VMware’s cloud fortunes continue in Q3
VMware continues to expand beyond its traditional role in the virtualisation market into areas such as cloud computing and software-defined data centre offerings, and the company’s bets on these areas are paying off, reports Enterprise Cloud News (Banking Technology’s sister publication).
The firm released its third-quarter financial results, beating Wall Street expectations by $0.07 per share and sending the company’s stock up about 3% in after-hours trading.
In a statement, CEO Patrick Gelsinger notes that the company’s momentum carried through the quarter, and he expects that trend to continue.
In comments to analysts, Gelsinger says IT spending continues to favour a hybrid model that combines elements of on-premises data centres with a shift to public and private cloud, with applications running on a number of different platforms depending on their needs.
“A lot of the new IoT and edge use cases that are trending right now are bringing things back on-premises,” Gelsinger says.
To increase its cloud portfolio, VMware has entered into an ever-expanding partnership with Amazon Web Services (AWS), which is considered the global leader in Infrastructure-as-a-Service (IaaS).
At the AWS re:Invent 2017 customer show this week, the two companies announced that VMware workloads would now be able to run on a “very large scale” within the AWS cloud. VMware is also releasing new migration and other developer tools.
However, VMware is also expanding its portfolio beyond cloud and virtualisation.
Earlier in November, the company announced that it would acquire VeloCloud, an SD-WAN start-up that will let VMware go deeper into enterprise data centres and service provider networks. The company can now better emphasise its software-defined networking capabilities, as well as its ability to deliver services through the cloud, especially to branch and remote locations.

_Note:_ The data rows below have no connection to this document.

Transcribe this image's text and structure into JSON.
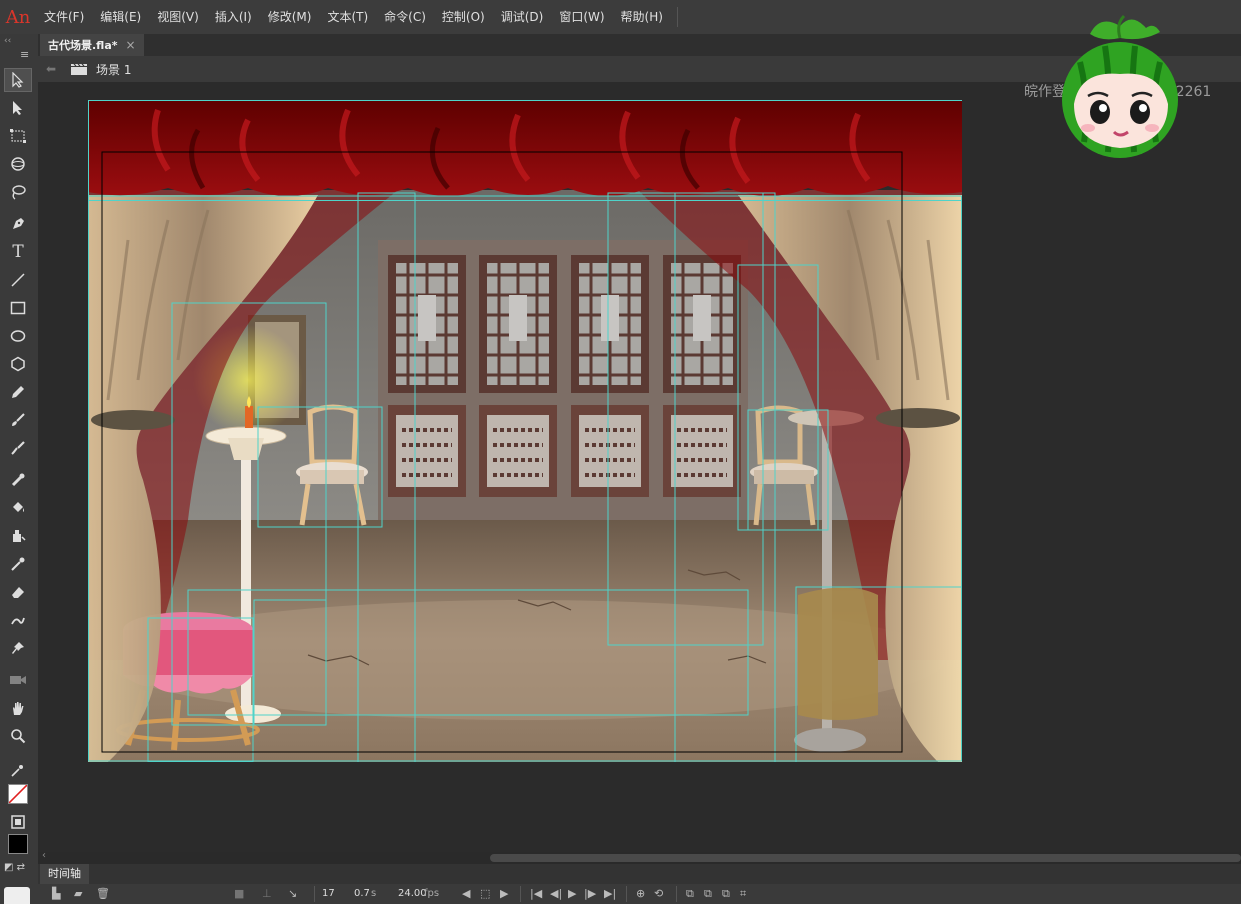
{
  "app": {
    "logo": "An"
  },
  "menu": {
    "items": [
      "文件(F)",
      "编辑(E)",
      "视图(V)",
      "插入(I)",
      "修改(M)",
      "文本(T)",
      "命令(C)",
      "控制(O)",
      "调试(D)",
      "窗口(W)",
      "帮助(H)"
    ]
  },
  "document_tab": {
    "title": "古代场景.fla*",
    "close": "×"
  },
  "breadcrumb": {
    "scene": "场景 1"
  },
  "watermark": {
    "text": "皖作登字-2023-A-00022261"
  },
  "timeline": {
    "tab_label": "时间轴",
    "frame": "17",
    "time": "0.7",
    "time_unit": "s",
    "fps": "24.00",
    "fps_unit": "fps"
  },
  "tools": [
    "selection-tool",
    "subselection-tool",
    "free-transform-tool",
    "3d-rotation-tool",
    "lasso-tool",
    "pen-tool",
    "text-tool",
    "line-tool",
    "rectangle-tool",
    "oval-tool",
    "polystar-tool",
    "pencil-tool",
    "paint-brush-tool",
    "brush-tool",
    "bone-tool",
    "paint-bucket-tool",
    "ink-bottle-tool",
    "eyedropper-tool",
    "eraser-tool",
    "width-tool",
    "pin-tool",
    "camera-tool",
    "hand-tool",
    "zoom-tool"
  ],
  "colors": {
    "accent_red": "#d9362b",
    "stage_bounding": "#4fd3c9",
    "curtain_red": "#8a0a0c",
    "ui_background": "#2b2b2b"
  }
}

The numbers that VMware released tell the tale of this cloud and software-defined strategy.
During the third quarter, the company posted revenue of $1.98 billion, an 11% increase from the third quarter of 2016 when revenue stood at about $1.78 billion.

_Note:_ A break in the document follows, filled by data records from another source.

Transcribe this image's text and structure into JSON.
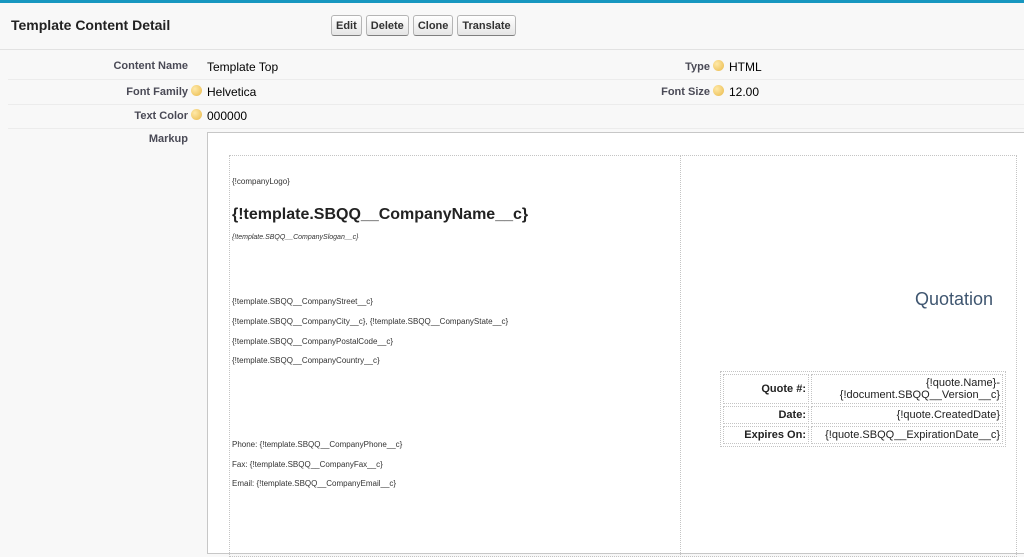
{
  "header": {
    "title": "Template Content Detail",
    "buttons": [
      "Edit",
      "Delete",
      "Clone",
      "Translate"
    ]
  },
  "fields": {
    "content_name": {
      "label": "Content Name",
      "value": "Template Top"
    },
    "type": {
      "label": "Type",
      "value": "HTML"
    },
    "font_family": {
      "label": "Font Family",
      "value": "Helvetica"
    },
    "font_size": {
      "label": "Font Size",
      "value": "12.00"
    },
    "text_color": {
      "label": "Text Color",
      "value": "000000"
    },
    "markup": {
      "label": "Markup"
    }
  },
  "preview": {
    "logo": "{!companyLogo}",
    "company_name": "{!template.SBQQ__CompanyName__c}",
    "slogan": "{!template.SBQQ__CompanySlogan__c}",
    "street": "{!template.SBQQ__CompanyStreet__c}",
    "city_state": "{!template.SBQQ__CompanyCity__c}, {!template.SBQQ__CompanyState__c}",
    "postal": "{!template.SBQQ__CompanyPostalCode__c}",
    "country": "{!template.SBQQ__CompanyCountry__c}",
    "phone": "Phone: {!template.SBQQ__CompanyPhone__c}",
    "fax": "Fax: {!template.SBQQ__CompanyFax__c}",
    "email": "Email: {!template.SBQQ__CompanyEmail__c}",
    "quotation": "Quotation",
    "quote_table": [
      {
        "label": "Quote #:",
        "value_line1": "{!quote.Name}-",
        "value_line2": "{!document.SBQQ__Version__c}"
      },
      {
        "label": "Date:",
        "value_line1": "{!quote.CreatedDate}"
      },
      {
        "label": "Expires On:",
        "value_line1": "{!quote.SBQQ__ExpirationDate__c}"
      }
    ]
  }
}
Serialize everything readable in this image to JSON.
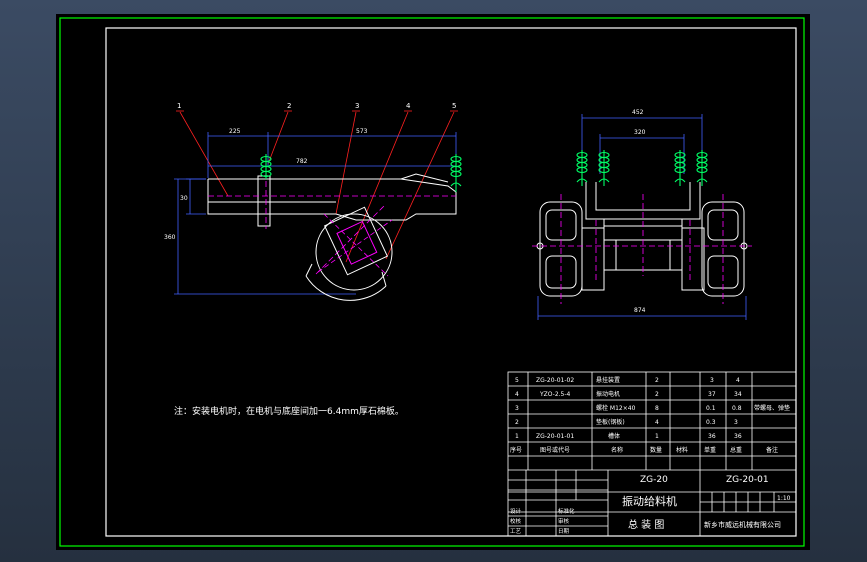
{
  "colors": {
    "background": "#000000",
    "frame_green": "#00ff00",
    "border_white": "#ffffff",
    "dimension_blue": "#4060ff",
    "leader_red": "#ff2020",
    "center_magenta": "#ff00ff",
    "spring_green": "#00ff66",
    "note_yellow": "#ffff00"
  },
  "drawing": {
    "side_view": {
      "part_labels": [
        "1",
        "2",
        "3",
        "4",
        "5"
      ],
      "dimensions": [
        "225",
        "573",
        "782",
        "30",
        "360"
      ]
    },
    "front_view": {
      "dimensions": [
        "452",
        "320",
        "874"
      ]
    },
    "note": "注：安装电机时，在电机与底座间加一6.4mm厚石棉板。"
  },
  "title_block": {
    "parts_rows": [
      {
        "seq": "5",
        "code": "ZG-20-01-02",
        "name": "悬挂装置",
        "qty": "2",
        "mat": "",
        "unit_w": "3",
        "total_w": "4",
        "remark": ""
      },
      {
        "seq": "4",
        "code": "YZO-2.5-4",
        "name": "振动电机",
        "qty": "2",
        "mat": "",
        "unit_w": "37",
        "total_w": "34",
        "remark": ""
      },
      {
        "seq": "3",
        "code": "",
        "name": "螺栓 M12×40",
        "qty": "8",
        "mat": "",
        "unit_w": "0.1",
        "total_w": "0.8",
        "remark": "带螺母、弹垫"
      },
      {
        "seq": "2",
        "code": "",
        "name": "垫板(钢板)",
        "qty": "4",
        "mat": "",
        "unit_w": "0.3",
        "total_w": "3",
        "remark": ""
      },
      {
        "seq": "1",
        "code": "ZG-20-01-01",
        "name": "槽体",
        "qty": "1",
        "mat": "",
        "unit_w": "36",
        "total_w": "36",
        "remark": ""
      }
    ],
    "header": [
      "序号",
      "图号或代号",
      "名称",
      "数量",
      "材料",
      "单重",
      "总重",
      "备注"
    ],
    "product_code": "ZG-20",
    "drawing_number": "ZG-20-01",
    "product_name": "振动给料机",
    "drawing_title": "总 装 图",
    "company": "新乡市威远机械有限公司",
    "sign_rows": [
      {
        "role": "设计",
        "right": "标准化"
      },
      {
        "role": "校核",
        "right": "审核"
      },
      {
        "role": "工艺",
        "right": "日期"
      }
    ],
    "scale": "1:10"
  }
}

For the quarter, GAAP net income stood at $443 million or $1.07 per share, a 43% increase from the same time a year ago. Non-GAAP net income increased 17% to $553 million, or $1.34 per share.
Wall Street analysts had been looking for non-GAAP net income of $1.27 per share and revenue of $1.96 billion.
Looking ahead, VMware is predicting fourth-quarter revenue of $2.26 billion and non-GAAP earnings per share of $1.62. For its 2018 fiscal year, the company is offering guidance of $7.88 billion in revenues and non-GAAP earnings per share of $5.13.
Although VMware is a publicly traded company, the virtualisation company is now part of Dell, which is privately owned. Dell is expected to offer its own quarterly financial report on 7 December.